:: Supplied records ::
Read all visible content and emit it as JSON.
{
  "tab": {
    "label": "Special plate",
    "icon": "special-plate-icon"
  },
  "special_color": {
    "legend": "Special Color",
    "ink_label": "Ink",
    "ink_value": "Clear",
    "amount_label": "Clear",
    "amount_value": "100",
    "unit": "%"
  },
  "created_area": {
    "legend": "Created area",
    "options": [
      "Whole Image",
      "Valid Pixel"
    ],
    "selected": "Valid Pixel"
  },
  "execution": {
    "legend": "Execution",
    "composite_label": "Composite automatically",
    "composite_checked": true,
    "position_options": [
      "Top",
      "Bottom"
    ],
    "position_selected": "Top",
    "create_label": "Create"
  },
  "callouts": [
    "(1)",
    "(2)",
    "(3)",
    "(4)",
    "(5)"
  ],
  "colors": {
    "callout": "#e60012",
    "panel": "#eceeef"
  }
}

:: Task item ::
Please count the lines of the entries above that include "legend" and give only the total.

:: Solved problem ::
3